The Andrews Labor Government is standing with fire-affected communities in Gippsland, with new funding aimed at helping locals and their families that need mental health support.
Mental health support services across the region can new apply for their share of $300,000 in Labor Government support for people in Cardinia, Baw Baw, Latrobe City, Wellington and East Gippsland Shires.
Fires can have a devastating impact on communities and locals, and the mental health effects can be felt for many months and years afterwards.
The Labor Government is already providing tailored, targeted and timely support for Victorians doing it tough after a spate of fires, including dedicated case managers as a single point of contact to help affected families access information and services.

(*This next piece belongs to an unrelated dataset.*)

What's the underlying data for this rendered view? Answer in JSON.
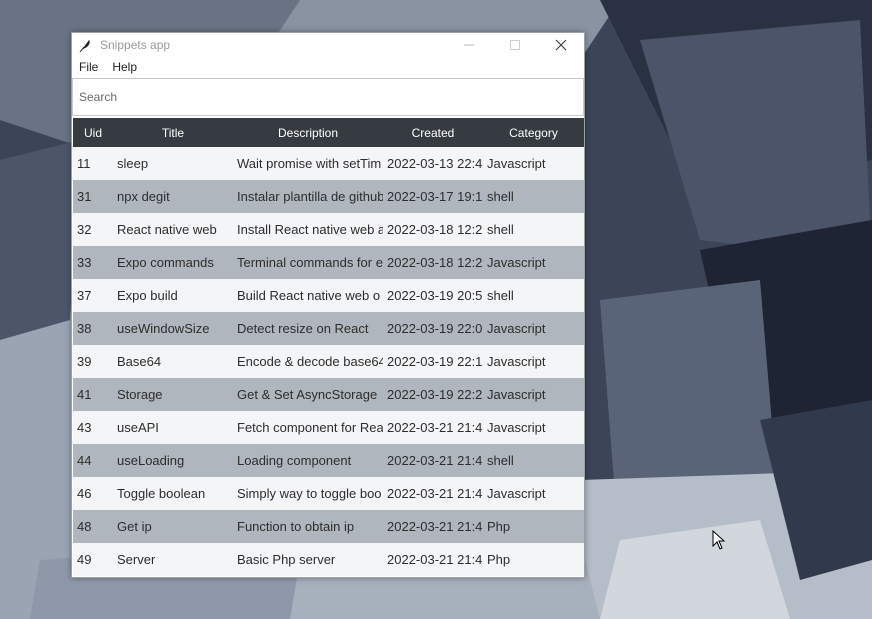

Mental health support service groups can apply for up to $50,000 to support their initiatives, with grant applications closing on 5 April.
Residents affected by bushfires can access a case support worker by contacting their local council, visiting a recovery centre or calling 1800 560 760.
Quote attributable to Minister for Mental Health Martin Foley
“We’re standing with Gippsland communities that have been doing it tough. Extra mental health support delivered by local groups who people trust will help residents get on with rebuilding their lives.”
Quote attributable to Minister for Disability, Ageing and Carers Luke Donnellan
“Living with long-running fires and drought in your local area can put extra strain on relationships and families – that’s when reaching out for extra help and support is so important.”
Quotes attributable to Member for Eastern Victoria Harriet Shing
“This summer season has been incredibly tough for first responders, families and communities across the region. Many locals may be struggling with their mental health not just because of this year’s fires, but because they may be reliving similar experiences from the past.”
“This support is crucial to providing the right support and care for healthy recovery and improved wellbeing.”